With thanks to Atlantic Books for the free copy for review. The Inevitable was published in the UK on March 11th and is available from St. Martin’s Press in the USA.
Back in 2017, I enjoyed Rick Gekoski’s debut novel, Darke, in which curmudgeonly Dr. James Darke, a retired English teacher, literally seals himself off from the world after his wife Suzy’s death from cancer. I was pleasantly surprised to learn that a sequel was released last year – how appropriate to revisit themes of grief and isolation in 2020! – and right away was reminded of the delights of his grumpy, pompous first-person narration. As the second book opens, Darke is preparing to host his daughter Lucy with her partner Sam and son Rudy for Christmas and is in a Scrooge-like mood: “In my own home, I am blessedly safe from the canvassers, beggars and importuners spreading bubonically from house to house at Yuletide.”

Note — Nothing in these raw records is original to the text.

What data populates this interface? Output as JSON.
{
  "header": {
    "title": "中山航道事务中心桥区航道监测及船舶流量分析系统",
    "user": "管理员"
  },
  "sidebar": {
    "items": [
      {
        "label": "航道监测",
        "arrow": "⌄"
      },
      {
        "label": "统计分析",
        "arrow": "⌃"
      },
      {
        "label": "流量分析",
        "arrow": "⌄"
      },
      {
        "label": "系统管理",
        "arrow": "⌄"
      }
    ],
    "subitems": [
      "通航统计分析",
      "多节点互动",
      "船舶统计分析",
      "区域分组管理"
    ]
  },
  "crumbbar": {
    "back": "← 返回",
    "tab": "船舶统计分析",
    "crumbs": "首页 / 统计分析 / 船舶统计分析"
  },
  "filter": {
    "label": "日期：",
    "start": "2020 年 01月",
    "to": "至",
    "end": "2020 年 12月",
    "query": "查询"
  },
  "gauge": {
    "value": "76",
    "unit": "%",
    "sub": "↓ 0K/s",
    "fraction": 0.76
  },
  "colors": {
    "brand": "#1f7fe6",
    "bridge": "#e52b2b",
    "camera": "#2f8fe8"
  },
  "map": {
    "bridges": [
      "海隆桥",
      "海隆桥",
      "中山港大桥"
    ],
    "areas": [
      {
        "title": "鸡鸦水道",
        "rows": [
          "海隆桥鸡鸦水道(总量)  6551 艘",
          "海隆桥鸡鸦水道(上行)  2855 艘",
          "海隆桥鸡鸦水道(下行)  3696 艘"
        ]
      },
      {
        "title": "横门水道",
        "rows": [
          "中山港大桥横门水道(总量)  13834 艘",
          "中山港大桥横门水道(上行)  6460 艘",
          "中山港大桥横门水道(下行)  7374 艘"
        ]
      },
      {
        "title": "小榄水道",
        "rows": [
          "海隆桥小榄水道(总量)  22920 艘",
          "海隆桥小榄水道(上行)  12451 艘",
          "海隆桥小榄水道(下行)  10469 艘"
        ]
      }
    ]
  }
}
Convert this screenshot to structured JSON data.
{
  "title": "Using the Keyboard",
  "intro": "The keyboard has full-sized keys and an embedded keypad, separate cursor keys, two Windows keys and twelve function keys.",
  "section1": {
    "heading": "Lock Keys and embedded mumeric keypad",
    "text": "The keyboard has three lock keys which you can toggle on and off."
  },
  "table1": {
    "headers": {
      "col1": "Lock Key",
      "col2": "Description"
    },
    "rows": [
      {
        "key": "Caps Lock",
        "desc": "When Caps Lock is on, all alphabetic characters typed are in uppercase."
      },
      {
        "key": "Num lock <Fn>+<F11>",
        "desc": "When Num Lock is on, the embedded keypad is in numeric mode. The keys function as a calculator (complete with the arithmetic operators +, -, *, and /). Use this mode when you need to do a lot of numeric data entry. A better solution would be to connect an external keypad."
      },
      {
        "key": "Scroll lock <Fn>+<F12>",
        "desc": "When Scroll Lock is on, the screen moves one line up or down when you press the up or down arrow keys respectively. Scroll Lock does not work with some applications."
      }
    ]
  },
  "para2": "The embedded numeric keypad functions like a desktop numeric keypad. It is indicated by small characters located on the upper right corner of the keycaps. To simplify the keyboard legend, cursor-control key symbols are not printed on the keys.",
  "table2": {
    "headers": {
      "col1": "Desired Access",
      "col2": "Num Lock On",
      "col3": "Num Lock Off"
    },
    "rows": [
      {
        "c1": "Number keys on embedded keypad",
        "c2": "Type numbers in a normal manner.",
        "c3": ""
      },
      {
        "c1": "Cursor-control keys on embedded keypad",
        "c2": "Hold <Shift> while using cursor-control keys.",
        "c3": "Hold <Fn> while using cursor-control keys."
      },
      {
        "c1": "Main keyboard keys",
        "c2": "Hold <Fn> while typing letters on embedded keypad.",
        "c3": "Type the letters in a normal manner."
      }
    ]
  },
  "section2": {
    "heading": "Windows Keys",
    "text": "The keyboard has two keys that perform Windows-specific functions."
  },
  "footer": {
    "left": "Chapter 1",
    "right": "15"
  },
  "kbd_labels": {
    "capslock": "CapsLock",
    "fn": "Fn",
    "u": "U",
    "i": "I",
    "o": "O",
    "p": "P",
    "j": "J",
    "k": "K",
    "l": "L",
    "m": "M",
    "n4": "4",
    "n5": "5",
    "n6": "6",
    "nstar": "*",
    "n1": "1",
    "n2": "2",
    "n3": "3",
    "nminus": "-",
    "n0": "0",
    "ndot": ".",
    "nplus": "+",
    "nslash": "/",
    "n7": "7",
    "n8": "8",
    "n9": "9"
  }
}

Soon two things happen to shatter his peace: one is an invitation to join a poetry reading club hosted by a literary associate of his late wife – but he soon realizes it’s more of a support group for bereaved spouses. The second and much more serious interruption is a knock on the door from the police, who require more information about Suzy’s death. You see, early on in this book, Darke tells us himself that he gave Suzy a “soothing drink to carry her away,” and even in the face of others’ horror he maintains two seemingly contradictory facts: that he did not want for her to die, but that he did give her a fatal concoction to ease her terrible pain.
By coincidence, I was reading a nonfiction study of assisted dying, The Inevitable by Katie Engelhart, at the same time, and I’d also read That One Patient, a collection of interviews with Dutch medical professionals, some of whom have helped terminally ill patients to commit suicide, earlier this year. It was amusing, but also touching, to see Darke becoming an unwitting spokesman for this movement. He writes a manifesto headed “Easeful Death – Do you love your dog more than your wife?” and gets help disseminating it from a journalist acquaintance. Media attention follows and a scandal erupts.
One of the joys of this pair of novels is Darke’s fondness for literary allusions. In the previous book, these were mostly to Dante and Dickens. Here, the greatest debt is to Jonathan Swift: Darke has been reading Gulliver’s Travels to his grandson at bedtime, and decides to write a pastiche sequel to entertain the boy. Gradually, this turns into a coded story by which he can explain to Rudy what might happen to his grandfather. Will Captain Gulliver be found guilty of heresy? Will he have to flee to avoid jail?
Because we only ever experience Darke’s point of view, he is something of an unreliable narrator, and because he delivers the novel’s finale via his italicized Swiftian narrative, there is some uncertainty about what actually happens to our antihero. I didn’t enjoy this quite as much as the first book, but together they form a striking and witty character study. I especially appreciated how the sequel adds in a gentle note of controversy without allowing it to overtake the pleasures of the voice.
Darke Matter was first published in the UK by Constable in May 2020. The paperback edition came out on April 1st. My thanks to the publisher for the free copy for review.
I was happy to take part in the blog tour for Darke Matter. See below for details of where other reviews and features have appeared or will be appearing.